====== Record extracts ======
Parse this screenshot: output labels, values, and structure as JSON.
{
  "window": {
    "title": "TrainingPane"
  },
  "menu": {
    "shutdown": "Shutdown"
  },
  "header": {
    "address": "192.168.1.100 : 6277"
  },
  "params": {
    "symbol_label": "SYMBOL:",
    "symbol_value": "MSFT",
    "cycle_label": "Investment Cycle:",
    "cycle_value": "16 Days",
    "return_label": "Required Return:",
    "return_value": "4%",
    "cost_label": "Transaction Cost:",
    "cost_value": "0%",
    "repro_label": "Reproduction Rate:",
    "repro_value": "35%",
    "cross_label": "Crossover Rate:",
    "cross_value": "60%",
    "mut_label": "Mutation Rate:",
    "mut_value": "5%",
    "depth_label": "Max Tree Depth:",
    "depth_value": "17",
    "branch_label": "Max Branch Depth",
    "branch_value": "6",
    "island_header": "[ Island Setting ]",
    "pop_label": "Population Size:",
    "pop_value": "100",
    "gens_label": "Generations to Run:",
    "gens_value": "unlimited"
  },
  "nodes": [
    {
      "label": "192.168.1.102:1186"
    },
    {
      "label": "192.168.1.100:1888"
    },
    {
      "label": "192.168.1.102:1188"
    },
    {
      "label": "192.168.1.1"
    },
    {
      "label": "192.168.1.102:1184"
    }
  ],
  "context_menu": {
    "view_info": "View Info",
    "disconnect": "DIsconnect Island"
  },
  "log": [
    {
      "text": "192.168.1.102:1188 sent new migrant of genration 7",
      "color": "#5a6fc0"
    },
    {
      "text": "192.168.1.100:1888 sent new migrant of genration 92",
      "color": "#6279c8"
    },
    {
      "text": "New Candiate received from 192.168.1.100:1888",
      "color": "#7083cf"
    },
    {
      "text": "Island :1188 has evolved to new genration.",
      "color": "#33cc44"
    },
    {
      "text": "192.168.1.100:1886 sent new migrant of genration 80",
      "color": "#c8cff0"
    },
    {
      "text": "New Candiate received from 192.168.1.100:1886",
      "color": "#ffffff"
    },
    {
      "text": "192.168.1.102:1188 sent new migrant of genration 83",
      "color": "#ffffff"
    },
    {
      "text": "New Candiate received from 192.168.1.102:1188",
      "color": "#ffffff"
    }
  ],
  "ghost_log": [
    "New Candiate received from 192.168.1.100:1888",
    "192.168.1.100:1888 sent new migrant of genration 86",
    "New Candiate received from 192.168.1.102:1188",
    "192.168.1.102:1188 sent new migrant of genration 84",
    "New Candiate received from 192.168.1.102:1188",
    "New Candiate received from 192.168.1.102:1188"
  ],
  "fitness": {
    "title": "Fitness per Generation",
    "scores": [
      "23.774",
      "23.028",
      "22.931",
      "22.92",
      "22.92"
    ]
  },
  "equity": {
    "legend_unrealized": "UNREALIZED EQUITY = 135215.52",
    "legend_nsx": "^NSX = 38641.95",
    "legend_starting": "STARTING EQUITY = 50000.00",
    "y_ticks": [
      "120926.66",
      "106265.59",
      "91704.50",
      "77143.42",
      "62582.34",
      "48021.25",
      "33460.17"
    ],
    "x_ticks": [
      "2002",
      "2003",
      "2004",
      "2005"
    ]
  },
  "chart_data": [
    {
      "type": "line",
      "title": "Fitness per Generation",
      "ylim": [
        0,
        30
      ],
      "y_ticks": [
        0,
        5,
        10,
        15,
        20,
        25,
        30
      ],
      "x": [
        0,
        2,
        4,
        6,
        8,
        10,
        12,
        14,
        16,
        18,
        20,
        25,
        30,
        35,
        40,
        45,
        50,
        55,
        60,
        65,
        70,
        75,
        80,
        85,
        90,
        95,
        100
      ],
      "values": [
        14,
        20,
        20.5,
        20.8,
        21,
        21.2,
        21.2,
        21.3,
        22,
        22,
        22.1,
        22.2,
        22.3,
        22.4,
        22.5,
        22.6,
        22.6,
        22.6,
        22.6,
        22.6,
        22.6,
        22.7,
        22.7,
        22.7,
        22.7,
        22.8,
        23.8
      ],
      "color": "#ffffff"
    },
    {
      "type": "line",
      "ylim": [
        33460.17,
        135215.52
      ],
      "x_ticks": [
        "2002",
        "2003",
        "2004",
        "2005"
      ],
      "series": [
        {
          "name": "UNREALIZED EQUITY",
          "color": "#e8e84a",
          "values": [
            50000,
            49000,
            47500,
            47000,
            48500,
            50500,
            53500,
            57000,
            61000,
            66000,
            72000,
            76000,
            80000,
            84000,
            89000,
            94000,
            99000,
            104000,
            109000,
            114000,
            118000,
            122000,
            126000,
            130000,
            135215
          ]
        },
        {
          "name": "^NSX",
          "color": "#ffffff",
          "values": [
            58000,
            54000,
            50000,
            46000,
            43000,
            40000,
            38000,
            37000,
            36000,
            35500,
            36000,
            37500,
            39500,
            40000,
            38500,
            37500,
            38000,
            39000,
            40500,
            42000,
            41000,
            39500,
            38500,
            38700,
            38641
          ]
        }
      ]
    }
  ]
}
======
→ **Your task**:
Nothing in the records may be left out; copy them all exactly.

→ **Output of the exercise**:
Parse this screenshot: output labels, values, and structure as JSON.
{
  "window": {
    "title": "TrainingPane"
  },
  "menu": {
    "shutdown": "Shutdown"
  },
  "header": {
    "address": "192.168.1.100 : 6277"
  },
  "params": {
    "symbol_label": "SYMBOL:",
    "symbol_value": "MSFT",
    "cycle_label": "Investment Cycle:",
    "cycle_value": "16 Days",
    "return_label": "Required Return:",
    "return_value": "4%",
    "cost_label": "Transaction Cost:",
    "cost_value": "0%",
    "repro_label": "Reproduction Rate:",
    "repro_value": "35%",
    "cross_label": "Crossover Rate:",
    "cross_value": "60%",
    "mut_label": "Mutation Rate:",
    "mut_value": "5%",
    "depth_label": "Max Tree Depth:",
    "depth_value": "17",
    "branch_label": "Max Branch Depth",
    "branch_value": "6",
    "island_header": "[ Island Setting ]",
    "pop_label": "Population Size:",
    "pop_value": "100",
    "gens_label": "Generations to Run:",
    "gens_value": "unlimited"
  },
  "nodes": [
    {
      "label": "192.168.1.102:1186"
    },
    {
      "label": "192.168.1.100:1888"
    },
    {
      "label": "192.168.1.102:1188"
    },
    {
      "label": "192.168.1.1"
    },
    {
      "label": "192.168.1.102:1184"
    }
  ],
  "context_menu": {
    "view_info": "View Info",
    "disconnect": "DIsconnect Island"
  },
  "log": [
    {
      "text": "192.168.1.102:1188 sent new migrant of genration 7",
      "color": "#5a6fc0"
    },
    {
      "text": "192.168.1.100:1888 sent new migrant of genration 92",
      "color": "#6279c8"
    },
    {
      "text": "New Candiate received from 192.168.1.100:1888",
      "color": "#7083cf"
    },
    {
      "text": "Island :1188 has evolved to new genration.",
      "color": "#33cc44"
    },
    {
      "text": "192.168.1.100:1886 sent new migrant of genration 80",
      "color": "#c8cff0"
    },
    {
      "text": "New Candiate received from 192.168.1.100:1886",
      "color": "#ffffff"
    },
    {
      "text": "192.168.1.102:1188 sent new migrant of genration 83",
      "color": "#ffffff"
    },
    {
      "text": "New Candiate received from 192.168.1.102:1188",
      "color": "#ffffff"
    }
  ],
  "ghost_log": [
    "New Candiate received from 192.168.1.100:1888",
    "192.168.1.100:1888 sent new migrant of genration 86",
    "New Candiate received from 192.168.1.102:1188",
    "192.168.1.102:1188 sent new migrant of genration 84",
    "New Candiate received from 192.168.1.102:1188",
    "New Candiate received from 192.168.1.102:1188"
  ],
  "fitness": {
    "title": "Fitness per Generation",
    "scores": [
      "23.774",
      "23.028",
      "22.931",
      "22.92",
      "22.92"
    ]
  },
  "equity": {
    "legend_unrealized": "UNREALIZED EQUITY = 135215.52",
    "legend_nsx": "^NSX = 38641.95",
    "legend_starting": "STARTING EQUITY = 50000.00",
    "y_ticks": [
      "120926.66",
      "106265.59",
      "91704.50",
      "77143.42",
      "62582.34",
      "48021.25",
      "33460.17"
    ],
    "x_ticks": [
      "2002",
      "2003",
      "2004",
      "2005"
    ]
  },
  "chart_data": [
    {
      "type": "line",
      "title": "Fitness per Generation",
      "ylim": [
        0,
        30
      ],
      "y_ticks": [
        0,
        5,
        10,
        15,
        20,
        25,
        30
      ],
      "x": [
        0,
        2,
        4,
        6,
        8,
        10,
        12,
        14,
        16,
        18,
        20,
        25,
        30,
        35,
        40,
        45,
        50,
        55,
        60,
        65,
        70,
        75,
        80,
        85,
        90,
        95,
        100
      ],
      "values": [
        14,
        20,
        20.5,
        20.8,
        21,
        21.2,
        21.2,
        21.3,
        22,
        22,
        22.1,
        22.2,
        22.3,
        22.4,
        22.5,
        22.6,
        22.6,
        22.6,
        22.6,
        22.6,
        22.6,
        22.7,
        22.7,
        22.7,
        22.7,
        22.8,
        23.8
      ],
      "color": "#ffffff"
    },
    {
      "type": "line",
      "ylim": [
        33460.17,
        135215.52
      ],
      "x_ticks": [
        "2002",
        "2003",
        "2004",
        "2005"
      ],
      "series": [
        {
          "name": "UNREALIZED EQUITY",
          "color": "#e8e84a",
          "values": [
            50000,
            49000,
            47500,
            47000,
            48500,
            50500,
            53500,
            57000,
            61000,
            66000,
            72000,
            76000,
            80000,
            84000,
            89000,
            94000,
            99000,
            104000,
            109000,
            114000,
            118000,
            122000,
            126000,
            130000,
            135215
          ]
        },
        {
          "name": "^NSX",
          "color": "#ffffff",
          "values": [
            58000,
            54000,
            50000,
            46000,
            43000,
            40000,
            38000,
            37000,
            36000,
            35500,
            36000,
            37500,
            39500,
            40000,
            38500,
            37500,
            38000,
            39000,
            40500,
            42000,
            41000,
            39500,
            38500,
            38700,
            38641
          ]
        }
      ]
    }
  ]
}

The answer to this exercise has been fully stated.